As we sail from Galápagos to Easter Island with eXXpedition, the analysis of polymer types from the plastics we collect will be invaluable for those brands who are committed to acting to reduce microfibre shedding and microplastics in our environment as they will be able to better understand the density and distribution in the oceans of the different plastic fibres found in our clothing so they can prioritise actions to reduce the areas of greatest impact.
However, there are no simple solutions when it comes to materials. A polyester shirt can have more than double the carbon footprint of a cotton shirt, but synthetic fibres generally have less impact on water and land than cotton5. Synthetic fibres made from recycled materials such as crushed plastic bottles or reclaimed fishing nets have around 50% lower emissions than using virgin fossil fuels6 but the microfibre release is likely to be the same.
Building a more sustainable fashion industry and curbing its destructive impact on our oceans will entail governments, brands, retailers and citizens all taking action together to help bring about the systemic change needed to end the exploitation of our planet.
Governments must act urgently to deal with fashion’s escalating environmental problem and as these solutions will, in turn, help tackle climate change, this should be a win-win. We are currently allowing companies to evade responsibility for their environmental impacts, so we also need to see mandatory due diligence and reporting for all major brands and retailers. Legislation should also be passed requiring all new washing machines to be fitted with effective filters to ensure maximum capture of microfibres.
Brands and retailers must change their business models and create products with longevity and quality. They must understand the true value of materials, which should be mindfully designed, redesigned and recuperated as a valuable resource. Brands must set Science-Based Targets and report annually on their progress. And they must use sustainability to drive all aspects of their business.
It can be hard to know how best to care for our clothes as research on reducing microfibre shedding is limited and, at times, contradictory. Recent advice suggests short cycles, using liquid detergent and fabric softener and washing at a low temperature. What is certain is that the best way to reduce microfibre shedding is to wash our clothes less frequently. We can also rethink the fibres in our wardrobe and choose wisely when buying new clothes.

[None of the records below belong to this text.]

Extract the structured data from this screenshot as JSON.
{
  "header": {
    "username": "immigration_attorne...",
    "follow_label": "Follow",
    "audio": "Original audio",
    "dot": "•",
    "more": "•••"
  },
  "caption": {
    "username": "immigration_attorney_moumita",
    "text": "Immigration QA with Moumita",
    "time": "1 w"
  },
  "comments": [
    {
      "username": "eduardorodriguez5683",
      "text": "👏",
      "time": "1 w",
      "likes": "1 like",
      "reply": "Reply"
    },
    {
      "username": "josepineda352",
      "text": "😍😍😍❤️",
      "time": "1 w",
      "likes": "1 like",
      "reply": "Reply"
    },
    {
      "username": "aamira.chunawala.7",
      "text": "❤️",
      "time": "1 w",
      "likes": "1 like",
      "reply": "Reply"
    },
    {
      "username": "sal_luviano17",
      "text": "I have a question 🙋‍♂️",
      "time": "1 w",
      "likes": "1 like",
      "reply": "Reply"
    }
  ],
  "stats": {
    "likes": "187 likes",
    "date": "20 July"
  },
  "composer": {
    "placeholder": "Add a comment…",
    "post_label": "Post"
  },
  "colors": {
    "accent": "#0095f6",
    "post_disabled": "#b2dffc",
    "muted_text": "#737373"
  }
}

Finally, we can all use our voice and our power to demand that brands and legislators work to reduce the trillions of microfibres flooding into our waterways. That’s why Fashion Revolution has just launched a new hashtag #WhatsInMyClothes.
Fashion Revolution’s Manifesto states, “Fashion conserves and restores the environment. It does not deplete precious resources, degrade our soil, pollute our air and water, or harm our health. Fashion protects the welfare of all living things and safeguards our diverse ecosystems”. If we all work together, we can, and must, create a global fashion industry that conserves and restores the environment and values the wellbeing of everyone and everything living on this earth and in our oceans over growth and profit.
 Boucher and Friot, 2017
 Napper and Thompson, 2016
 Leonard, 2016
 Ellen MacArthur Foundation, 2017
 Olivetti et al., 2015
 Textile Exchange, 2017